Work instructions: Filter the listing below down to the lines holding the word "Manage", and copy those lines.

[Given records — start]

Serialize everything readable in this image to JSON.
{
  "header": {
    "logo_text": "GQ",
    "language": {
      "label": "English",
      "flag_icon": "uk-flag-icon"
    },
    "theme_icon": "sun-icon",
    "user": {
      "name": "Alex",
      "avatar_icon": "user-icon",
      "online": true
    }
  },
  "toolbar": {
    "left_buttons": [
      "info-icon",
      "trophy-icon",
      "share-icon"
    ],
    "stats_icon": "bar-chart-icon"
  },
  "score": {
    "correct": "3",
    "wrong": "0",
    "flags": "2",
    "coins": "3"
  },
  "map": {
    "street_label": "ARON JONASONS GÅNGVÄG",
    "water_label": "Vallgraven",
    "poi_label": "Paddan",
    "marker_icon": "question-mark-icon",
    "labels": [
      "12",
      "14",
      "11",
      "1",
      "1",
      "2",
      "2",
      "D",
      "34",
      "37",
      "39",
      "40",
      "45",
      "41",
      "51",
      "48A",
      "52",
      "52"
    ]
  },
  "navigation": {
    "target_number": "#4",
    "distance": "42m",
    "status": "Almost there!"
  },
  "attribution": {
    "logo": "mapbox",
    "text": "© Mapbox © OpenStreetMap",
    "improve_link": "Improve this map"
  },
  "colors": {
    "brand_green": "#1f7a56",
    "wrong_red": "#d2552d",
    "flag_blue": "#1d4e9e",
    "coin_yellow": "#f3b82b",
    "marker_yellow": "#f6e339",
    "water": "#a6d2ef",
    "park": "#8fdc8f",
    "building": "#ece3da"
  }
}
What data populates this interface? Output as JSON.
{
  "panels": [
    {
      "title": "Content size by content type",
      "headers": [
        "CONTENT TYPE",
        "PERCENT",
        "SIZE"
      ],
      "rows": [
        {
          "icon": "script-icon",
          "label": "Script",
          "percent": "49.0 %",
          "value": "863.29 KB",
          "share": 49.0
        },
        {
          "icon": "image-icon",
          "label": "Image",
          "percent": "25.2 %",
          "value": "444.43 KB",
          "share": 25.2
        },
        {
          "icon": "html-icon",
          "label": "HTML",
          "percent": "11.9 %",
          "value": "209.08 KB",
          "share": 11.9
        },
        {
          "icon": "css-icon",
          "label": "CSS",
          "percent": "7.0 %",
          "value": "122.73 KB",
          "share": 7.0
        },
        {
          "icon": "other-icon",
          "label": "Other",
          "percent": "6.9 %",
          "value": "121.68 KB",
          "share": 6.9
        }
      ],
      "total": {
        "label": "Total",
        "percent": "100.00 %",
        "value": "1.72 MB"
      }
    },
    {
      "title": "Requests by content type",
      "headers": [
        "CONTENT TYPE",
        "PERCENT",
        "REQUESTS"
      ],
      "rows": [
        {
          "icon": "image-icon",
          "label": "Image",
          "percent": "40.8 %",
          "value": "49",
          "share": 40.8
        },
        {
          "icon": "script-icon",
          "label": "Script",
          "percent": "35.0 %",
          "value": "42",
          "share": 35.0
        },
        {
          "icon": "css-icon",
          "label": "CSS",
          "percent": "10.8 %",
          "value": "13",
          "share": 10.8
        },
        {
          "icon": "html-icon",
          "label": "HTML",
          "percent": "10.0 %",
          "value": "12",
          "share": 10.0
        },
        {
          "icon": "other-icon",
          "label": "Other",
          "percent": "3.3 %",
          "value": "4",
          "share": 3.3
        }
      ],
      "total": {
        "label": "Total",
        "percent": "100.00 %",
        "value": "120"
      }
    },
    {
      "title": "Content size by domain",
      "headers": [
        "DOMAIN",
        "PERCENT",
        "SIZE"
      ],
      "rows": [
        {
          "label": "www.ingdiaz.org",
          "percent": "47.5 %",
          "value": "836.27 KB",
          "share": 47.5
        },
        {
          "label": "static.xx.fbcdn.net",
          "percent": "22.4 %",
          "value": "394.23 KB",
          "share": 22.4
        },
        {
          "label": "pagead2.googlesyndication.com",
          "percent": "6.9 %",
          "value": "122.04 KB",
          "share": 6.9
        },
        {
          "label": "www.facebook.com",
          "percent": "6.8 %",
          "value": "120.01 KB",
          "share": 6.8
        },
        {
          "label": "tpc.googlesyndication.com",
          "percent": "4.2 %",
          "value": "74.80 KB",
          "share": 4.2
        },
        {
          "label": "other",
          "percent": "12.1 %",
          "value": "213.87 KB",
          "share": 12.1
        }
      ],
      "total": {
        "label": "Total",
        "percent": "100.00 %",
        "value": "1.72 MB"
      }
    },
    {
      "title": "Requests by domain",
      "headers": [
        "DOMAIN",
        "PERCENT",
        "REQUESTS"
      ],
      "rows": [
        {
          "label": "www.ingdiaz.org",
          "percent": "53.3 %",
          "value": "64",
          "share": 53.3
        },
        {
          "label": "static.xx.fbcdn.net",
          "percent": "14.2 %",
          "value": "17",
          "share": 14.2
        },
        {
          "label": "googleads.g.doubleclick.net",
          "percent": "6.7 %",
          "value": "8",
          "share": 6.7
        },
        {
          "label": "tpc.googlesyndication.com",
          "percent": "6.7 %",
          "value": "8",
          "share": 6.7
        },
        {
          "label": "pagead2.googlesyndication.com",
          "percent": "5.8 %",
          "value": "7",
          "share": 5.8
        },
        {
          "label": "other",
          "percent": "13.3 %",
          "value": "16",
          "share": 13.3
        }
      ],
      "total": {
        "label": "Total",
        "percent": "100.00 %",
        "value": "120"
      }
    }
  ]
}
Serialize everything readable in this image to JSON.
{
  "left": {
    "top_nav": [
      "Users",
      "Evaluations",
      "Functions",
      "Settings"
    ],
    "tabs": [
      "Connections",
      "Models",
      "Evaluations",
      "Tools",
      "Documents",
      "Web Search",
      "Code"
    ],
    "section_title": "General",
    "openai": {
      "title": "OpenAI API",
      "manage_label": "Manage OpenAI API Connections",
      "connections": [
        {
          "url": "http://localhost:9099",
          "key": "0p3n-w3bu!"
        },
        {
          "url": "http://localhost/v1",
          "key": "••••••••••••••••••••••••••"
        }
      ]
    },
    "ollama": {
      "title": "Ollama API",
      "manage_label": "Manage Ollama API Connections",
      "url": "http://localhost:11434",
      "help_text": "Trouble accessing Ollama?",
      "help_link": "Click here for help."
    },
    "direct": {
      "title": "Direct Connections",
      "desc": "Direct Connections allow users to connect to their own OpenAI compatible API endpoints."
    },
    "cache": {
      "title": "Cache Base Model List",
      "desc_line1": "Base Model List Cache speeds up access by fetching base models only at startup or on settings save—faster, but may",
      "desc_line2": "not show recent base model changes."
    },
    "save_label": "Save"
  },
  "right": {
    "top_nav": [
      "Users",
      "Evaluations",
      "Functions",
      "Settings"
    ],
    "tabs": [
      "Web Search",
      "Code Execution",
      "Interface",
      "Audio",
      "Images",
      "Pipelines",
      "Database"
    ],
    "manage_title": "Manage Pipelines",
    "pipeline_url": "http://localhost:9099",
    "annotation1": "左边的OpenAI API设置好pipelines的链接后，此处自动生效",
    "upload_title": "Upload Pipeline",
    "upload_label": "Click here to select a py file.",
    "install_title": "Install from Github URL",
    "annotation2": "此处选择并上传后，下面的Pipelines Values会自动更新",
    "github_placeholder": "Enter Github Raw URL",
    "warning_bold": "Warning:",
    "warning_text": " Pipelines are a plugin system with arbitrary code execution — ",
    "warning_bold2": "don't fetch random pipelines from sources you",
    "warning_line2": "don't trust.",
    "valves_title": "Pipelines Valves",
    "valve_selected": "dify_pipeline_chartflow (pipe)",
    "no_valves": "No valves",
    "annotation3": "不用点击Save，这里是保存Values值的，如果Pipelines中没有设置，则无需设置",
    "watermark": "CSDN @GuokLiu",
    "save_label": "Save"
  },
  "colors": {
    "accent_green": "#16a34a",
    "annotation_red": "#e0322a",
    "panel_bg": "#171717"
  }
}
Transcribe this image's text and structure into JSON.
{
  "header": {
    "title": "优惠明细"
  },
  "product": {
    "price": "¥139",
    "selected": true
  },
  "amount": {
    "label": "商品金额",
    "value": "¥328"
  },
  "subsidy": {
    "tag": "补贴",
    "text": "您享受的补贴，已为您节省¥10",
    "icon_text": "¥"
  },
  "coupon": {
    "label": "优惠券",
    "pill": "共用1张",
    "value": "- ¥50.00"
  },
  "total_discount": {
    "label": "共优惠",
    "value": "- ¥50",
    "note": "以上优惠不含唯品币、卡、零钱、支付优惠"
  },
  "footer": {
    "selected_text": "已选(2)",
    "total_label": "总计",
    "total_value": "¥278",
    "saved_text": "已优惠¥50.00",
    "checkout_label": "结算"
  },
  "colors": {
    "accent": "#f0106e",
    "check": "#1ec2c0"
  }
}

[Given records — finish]

Answer area:
      "manage_label": "Manage OpenAI API Connections",
      "manage_label": "Manage Ollama API Connections",
    "manage_title": "Manage Pipelines",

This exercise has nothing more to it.